Another look at CPD
As can be seen on page 9 of this issue, John Elliot and Ewan Malcolm argued for a review of the CPD system. Their motion was passed: as a result the Society will “review the operation of the Continuing Professional Development Scheme with a view to determining its effectiveness in maintaining and increasing the competence of solicitors and... report to the Annual General Meeting of the Society in 2006 on that review with proposals for change, if any” (Council accepting the motion with the addition of the last two words). Morris Anderson for the Council said that the CPD scheme is kept under regular review and from 2006 there will be a system of self-certification rather than the keeping of record cards.
In this issue
- Appropriate dispute resolution
- Retailers seek effective court action on crime
- Information and Consultation Regulations
- New identity for criminal justice body
- Spring in our step
- Continuing to develop CPD
- Future present
- Securing the future
- The right support
- A wealth of measures
- Paper-free at last?
- Adding the muscle
- Mark your card
- AGM report
- A seat with a view
- Drawing the line
- Milestones on a long road
- Jobs or birds?
- Safe as houses
- Blueprint for the future
- Scottish Solicitors' Discipline Tribunal
- Bail pilot takes off
- More tales from the Bar

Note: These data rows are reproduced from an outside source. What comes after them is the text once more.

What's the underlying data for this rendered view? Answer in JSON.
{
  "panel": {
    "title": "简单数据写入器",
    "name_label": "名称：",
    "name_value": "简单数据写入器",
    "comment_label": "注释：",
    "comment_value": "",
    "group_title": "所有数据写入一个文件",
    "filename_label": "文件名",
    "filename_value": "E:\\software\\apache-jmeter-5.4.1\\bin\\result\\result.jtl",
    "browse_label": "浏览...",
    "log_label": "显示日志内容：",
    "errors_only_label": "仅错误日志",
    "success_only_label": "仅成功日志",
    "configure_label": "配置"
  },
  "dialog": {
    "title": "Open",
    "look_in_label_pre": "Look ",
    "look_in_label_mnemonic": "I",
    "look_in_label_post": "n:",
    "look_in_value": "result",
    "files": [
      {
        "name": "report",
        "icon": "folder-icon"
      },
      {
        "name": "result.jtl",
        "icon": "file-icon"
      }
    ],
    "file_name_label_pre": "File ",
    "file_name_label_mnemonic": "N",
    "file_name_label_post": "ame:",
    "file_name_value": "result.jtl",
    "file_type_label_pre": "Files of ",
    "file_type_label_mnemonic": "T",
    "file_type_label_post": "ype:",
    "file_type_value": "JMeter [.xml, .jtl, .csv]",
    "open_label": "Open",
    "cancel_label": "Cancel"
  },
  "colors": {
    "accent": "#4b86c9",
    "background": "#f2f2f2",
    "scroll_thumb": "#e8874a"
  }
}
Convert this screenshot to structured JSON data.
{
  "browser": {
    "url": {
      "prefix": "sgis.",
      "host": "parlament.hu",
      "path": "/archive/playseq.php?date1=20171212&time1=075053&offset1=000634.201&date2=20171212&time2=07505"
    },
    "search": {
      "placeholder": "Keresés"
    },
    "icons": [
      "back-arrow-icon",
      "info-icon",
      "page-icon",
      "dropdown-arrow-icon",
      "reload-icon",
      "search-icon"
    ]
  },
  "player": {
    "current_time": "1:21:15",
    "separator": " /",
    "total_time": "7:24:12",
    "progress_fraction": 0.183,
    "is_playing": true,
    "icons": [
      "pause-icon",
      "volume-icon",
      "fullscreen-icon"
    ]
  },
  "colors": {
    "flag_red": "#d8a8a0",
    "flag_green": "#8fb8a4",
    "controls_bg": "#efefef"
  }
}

- Book reviews
- Thin end of the wedge?
- Keeper's Corner
- The best laid plans
- PSG's green shoots